After I graduated from high school, I was making good money painting houses, my girlfriend was cool with a rockin' little bod, and I partied almost every night. But after a year or so, I started to wonder: "If someone wrote a book about my life, would anyone want to read it?"

I wanted discipline and training, but I didn't want to give up my hard-rockin' lifestyle. Where, I wondered, could that elusive combination of rigid authoritarian structure and unbridled monster power chords be found? Then I saw a commercial for the U.S. Navy. That's when I knew what to do with my life.

And guess what? The U.S. Navy fucking kicks ass, dude.

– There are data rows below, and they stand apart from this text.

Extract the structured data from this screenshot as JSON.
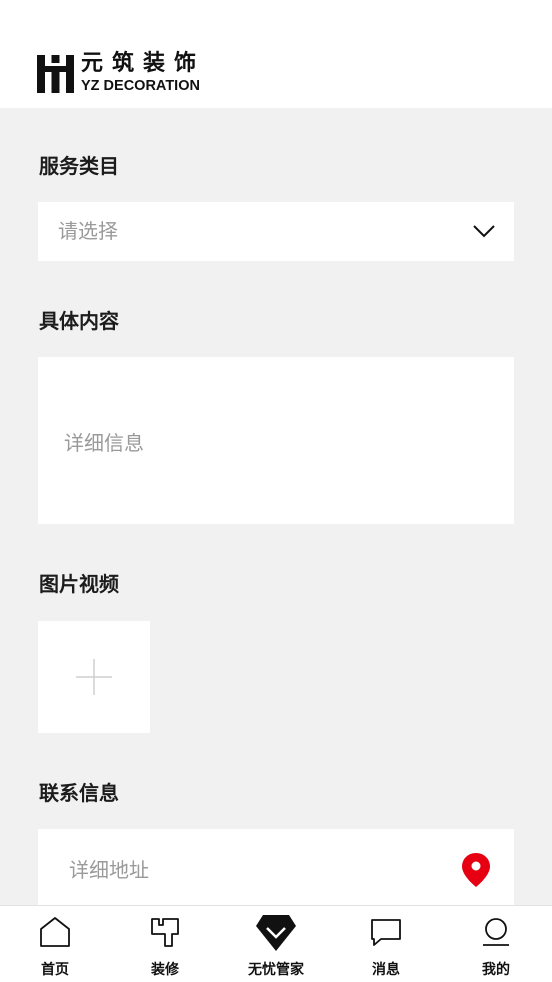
{
  "brand": {
    "name_cn": "元筑装饰",
    "name_en": "YZ DECORATION"
  },
  "form": {
    "service_category": {
      "label": "服务类目",
      "placeholder": "请选择"
    },
    "content": {
      "label": "具体内容",
      "placeholder": "详细信息"
    },
    "media": {
      "label": "图片视频"
    },
    "contact": {
      "label": "联系信息",
      "address_placeholder": "详细地址"
    }
  },
  "tabbar": {
    "items": [
      {
        "label": "首页",
        "icon": "home-icon"
      },
      {
        "label": "装修",
        "icon": "decoration-icon"
      },
      {
        "label": "无忧管家",
        "icon": "butler-icon"
      },
      {
        "label": "消息",
        "icon": "message-icon"
      },
      {
        "label": "我的",
        "icon": "profile-icon"
      }
    ]
  },
  "colors": {
    "background": "#f1f1f1",
    "card": "#ffffff",
    "text": "#1a1a1a",
    "placeholder": "#9a9a9a",
    "accent_pin": "#e60012"
  }
}
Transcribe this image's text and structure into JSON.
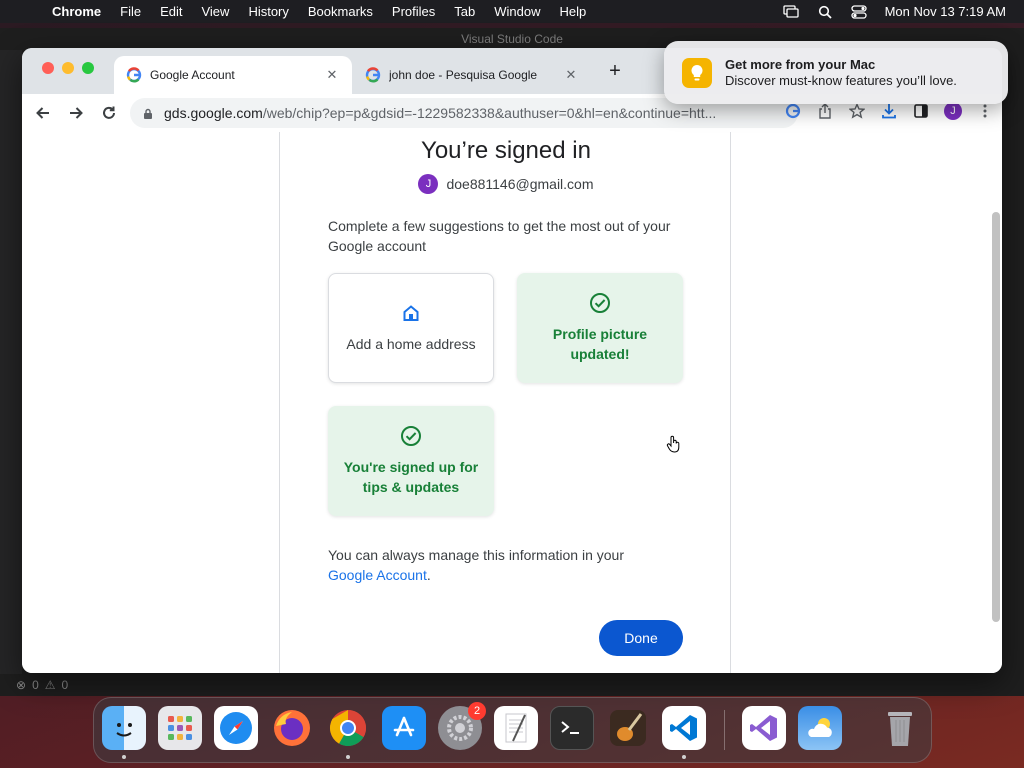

From the time we're awoken at 06:00 by System Of A Down or Disturbed till we drift off to sleep to an instrumental guitar version of "Taps" performed by Zakk Wylde, it's a nonstop rock block.

How do I even begin to describe the constant barrage of adrenaline-fueled, over-the-top kick-assitude that is the U.S. Navy? Every day is like a rapid-fire montage sequence of high-tech action and thrill-ride imagery that makes your fuckin' head spin.

One minute, I'm crouched on the deck of an aircraft carrier barking something into a helmet-mounted headset that you can't even friggin' hear because the music's so loud. Next, I'm dashing through the Mojave under the weight of a large pack and jumping out of a helicopter into the ocean wearing some kind of James Bond one-man submersible scuba suit. If I'm not roarin' down the high seas with the wind in my hair and 800 pounds of rad-ass Batman shit strapped to my uniform, I'm standing at perfect attention in my dress whites, fucking whippin' a sword around like I'm a goddamn samurai master.

Even basic training was an edgy, quick-cut mosaic of running and climbing and shooting and learning and Pantera riffs. There was this rad obstacle course we did twice a day carrying sandbags, and when you did it, it was like you could feel yourself morph from an average guy into one of the sword-carrying knights of old. I may not have slain actual dragons, but when I came out, I looked just like Iron Man, and my father was very impressed with the changes that he saw in me.

Serving aboard the U.S.S. Abraham Linkin Park, which is just about the most hardcore carrier in the fleet, I spend the morning working on high-tech projects like blowing up long-range sea targets with giant artillery guns. In the afternoon, it's firing missiles, Tomahawks, and torpedoes into the sea. And my nights? Getting valuable intel off our way-advanced radar screens. That's when I don't dart off in a super-fast motorboat in full frogman gear to train in underwater demolition and special ops, emerging from the water at sunrise.

But there's also these quieter moments that really put things in perspective. Usually, it's when me and my multiethnic buddies are coming back from a long, kick-ass day, and we experience an unspoken moment of camaraderie. The music shifts to a power ballad, and we take a minute before the American flag to gaze in silence at the epic sunset. When I glance at my friends' chiseled faces and see their quiet pride and masculinity, I realize that I made the right choice. Sometimes, we're joined by a flying eagle, but the eagle isn't a pet of ours, it just kind of appears superimposed behind us like 50 feet tall when things get patriotic.

I gotta admit, though, as much as the Navy rocks out with its cocks out, I'm not sure if I'll be making a permanent career out of it. Sometimes, when I'm flying around in my F/A-18 Hornet, I imagine myself morphing out of my action gear into a three-piece suit heading up my own Fortune 500 company which I built on the skills the Navy taught me.

When I get shore leave and go home to visit my family and old friends, they can't hide their pride. As the background music slows to a stately march, my normally hard-as-nails dad salutes me and shakes my hand with tears in his eyes.

I'm sure glad that I didn't join the Marines. All those guys seem to do is climb sheer mountain faces with their bare hands.